*** Opening DATA TO PROCESS ***

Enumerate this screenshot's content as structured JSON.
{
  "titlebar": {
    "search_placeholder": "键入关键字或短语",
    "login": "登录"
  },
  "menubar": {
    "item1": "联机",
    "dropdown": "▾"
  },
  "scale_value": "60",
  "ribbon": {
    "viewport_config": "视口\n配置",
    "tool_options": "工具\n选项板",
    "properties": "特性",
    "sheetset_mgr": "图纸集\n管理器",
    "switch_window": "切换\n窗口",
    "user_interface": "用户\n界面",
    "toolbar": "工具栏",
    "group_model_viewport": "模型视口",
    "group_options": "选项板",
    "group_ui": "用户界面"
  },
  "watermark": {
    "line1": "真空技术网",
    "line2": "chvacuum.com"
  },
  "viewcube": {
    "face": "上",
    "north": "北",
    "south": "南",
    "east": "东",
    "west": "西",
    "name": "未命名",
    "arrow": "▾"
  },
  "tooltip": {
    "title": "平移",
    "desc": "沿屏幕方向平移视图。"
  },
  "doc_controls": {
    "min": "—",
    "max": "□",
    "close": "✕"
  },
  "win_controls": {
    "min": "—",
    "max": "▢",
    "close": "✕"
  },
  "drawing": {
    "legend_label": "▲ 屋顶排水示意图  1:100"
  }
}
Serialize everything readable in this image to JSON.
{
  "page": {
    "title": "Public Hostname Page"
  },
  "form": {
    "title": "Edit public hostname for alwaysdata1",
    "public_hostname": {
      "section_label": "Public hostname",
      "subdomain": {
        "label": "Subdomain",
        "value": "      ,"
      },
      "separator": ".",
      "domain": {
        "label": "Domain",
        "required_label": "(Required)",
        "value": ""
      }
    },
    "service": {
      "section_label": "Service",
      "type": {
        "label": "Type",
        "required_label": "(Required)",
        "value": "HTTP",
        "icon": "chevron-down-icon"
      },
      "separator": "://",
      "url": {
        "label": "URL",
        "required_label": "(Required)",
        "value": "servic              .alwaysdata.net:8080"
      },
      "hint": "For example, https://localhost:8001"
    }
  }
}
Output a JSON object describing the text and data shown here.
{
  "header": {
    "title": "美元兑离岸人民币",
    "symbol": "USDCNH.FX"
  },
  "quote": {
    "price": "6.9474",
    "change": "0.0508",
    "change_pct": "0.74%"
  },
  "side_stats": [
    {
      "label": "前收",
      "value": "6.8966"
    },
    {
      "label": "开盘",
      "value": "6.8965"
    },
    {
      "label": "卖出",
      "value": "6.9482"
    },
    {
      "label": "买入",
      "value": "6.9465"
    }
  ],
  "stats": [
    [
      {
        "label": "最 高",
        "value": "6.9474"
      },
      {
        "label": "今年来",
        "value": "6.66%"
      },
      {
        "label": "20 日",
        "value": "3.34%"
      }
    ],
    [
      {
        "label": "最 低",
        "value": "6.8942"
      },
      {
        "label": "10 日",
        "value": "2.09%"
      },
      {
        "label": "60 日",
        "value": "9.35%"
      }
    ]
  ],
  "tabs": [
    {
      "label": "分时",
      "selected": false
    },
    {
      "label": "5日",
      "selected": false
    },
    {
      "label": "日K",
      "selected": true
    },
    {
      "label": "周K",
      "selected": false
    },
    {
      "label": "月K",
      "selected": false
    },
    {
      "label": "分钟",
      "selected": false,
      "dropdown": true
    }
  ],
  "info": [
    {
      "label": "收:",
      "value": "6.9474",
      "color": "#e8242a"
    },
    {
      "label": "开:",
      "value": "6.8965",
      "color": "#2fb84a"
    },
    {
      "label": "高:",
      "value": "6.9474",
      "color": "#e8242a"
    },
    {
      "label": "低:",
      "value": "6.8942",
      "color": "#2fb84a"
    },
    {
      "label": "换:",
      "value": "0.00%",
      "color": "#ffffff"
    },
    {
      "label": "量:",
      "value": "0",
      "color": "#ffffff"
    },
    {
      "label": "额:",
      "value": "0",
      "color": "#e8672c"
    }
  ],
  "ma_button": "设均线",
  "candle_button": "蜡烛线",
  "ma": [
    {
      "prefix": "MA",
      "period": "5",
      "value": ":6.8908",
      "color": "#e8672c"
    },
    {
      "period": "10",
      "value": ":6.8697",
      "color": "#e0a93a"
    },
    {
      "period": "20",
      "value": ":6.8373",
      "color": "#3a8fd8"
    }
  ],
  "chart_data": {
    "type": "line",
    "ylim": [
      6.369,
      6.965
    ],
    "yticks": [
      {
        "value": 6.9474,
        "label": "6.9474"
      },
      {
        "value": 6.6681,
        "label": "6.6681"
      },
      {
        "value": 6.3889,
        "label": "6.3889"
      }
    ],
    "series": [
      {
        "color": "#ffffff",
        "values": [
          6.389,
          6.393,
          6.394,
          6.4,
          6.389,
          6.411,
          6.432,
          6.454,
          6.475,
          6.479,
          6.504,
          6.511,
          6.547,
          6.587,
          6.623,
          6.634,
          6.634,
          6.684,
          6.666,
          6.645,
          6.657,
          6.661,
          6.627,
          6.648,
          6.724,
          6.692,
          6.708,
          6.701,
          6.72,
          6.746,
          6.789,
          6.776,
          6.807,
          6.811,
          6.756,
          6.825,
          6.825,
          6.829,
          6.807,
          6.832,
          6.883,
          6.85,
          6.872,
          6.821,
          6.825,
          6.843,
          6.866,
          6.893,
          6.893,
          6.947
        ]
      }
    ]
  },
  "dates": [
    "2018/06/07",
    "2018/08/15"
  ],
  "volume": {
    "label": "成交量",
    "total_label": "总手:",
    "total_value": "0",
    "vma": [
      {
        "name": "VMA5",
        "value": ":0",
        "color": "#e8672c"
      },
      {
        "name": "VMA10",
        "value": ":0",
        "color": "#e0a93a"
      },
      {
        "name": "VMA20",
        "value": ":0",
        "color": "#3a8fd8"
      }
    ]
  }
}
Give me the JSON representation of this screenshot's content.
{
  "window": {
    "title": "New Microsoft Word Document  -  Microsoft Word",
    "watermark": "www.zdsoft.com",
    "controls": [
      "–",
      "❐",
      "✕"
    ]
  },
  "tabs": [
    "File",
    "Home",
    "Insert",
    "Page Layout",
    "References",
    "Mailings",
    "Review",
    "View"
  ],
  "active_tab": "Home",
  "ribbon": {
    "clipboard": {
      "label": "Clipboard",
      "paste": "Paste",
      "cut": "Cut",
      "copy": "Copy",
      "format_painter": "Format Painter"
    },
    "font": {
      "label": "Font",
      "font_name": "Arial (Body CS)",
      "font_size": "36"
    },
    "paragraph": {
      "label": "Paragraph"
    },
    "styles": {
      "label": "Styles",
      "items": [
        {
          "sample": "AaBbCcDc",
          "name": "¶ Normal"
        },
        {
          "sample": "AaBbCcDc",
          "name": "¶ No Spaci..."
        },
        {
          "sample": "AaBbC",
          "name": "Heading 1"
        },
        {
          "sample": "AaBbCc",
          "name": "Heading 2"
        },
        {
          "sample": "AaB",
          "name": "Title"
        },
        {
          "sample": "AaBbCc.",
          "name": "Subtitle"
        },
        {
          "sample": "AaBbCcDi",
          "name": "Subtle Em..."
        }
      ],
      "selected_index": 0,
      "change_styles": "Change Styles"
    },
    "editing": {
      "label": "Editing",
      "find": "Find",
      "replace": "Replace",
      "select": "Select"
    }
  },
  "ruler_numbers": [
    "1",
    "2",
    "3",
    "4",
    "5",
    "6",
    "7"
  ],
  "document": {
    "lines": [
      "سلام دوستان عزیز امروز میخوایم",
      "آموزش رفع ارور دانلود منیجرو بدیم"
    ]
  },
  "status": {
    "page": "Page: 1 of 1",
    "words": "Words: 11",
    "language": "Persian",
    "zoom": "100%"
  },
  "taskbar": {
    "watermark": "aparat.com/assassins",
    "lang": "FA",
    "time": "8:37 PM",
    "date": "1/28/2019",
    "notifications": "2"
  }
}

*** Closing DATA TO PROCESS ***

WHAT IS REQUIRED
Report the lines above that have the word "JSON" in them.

ANSWER TO THE PROBLEM
Enumerate this screenshot's content as structured JSON.
Serialize everything readable in this image to JSON.
Output a JSON object describing the text and data shown here.
Give me the JSON representation of this screenshot's content.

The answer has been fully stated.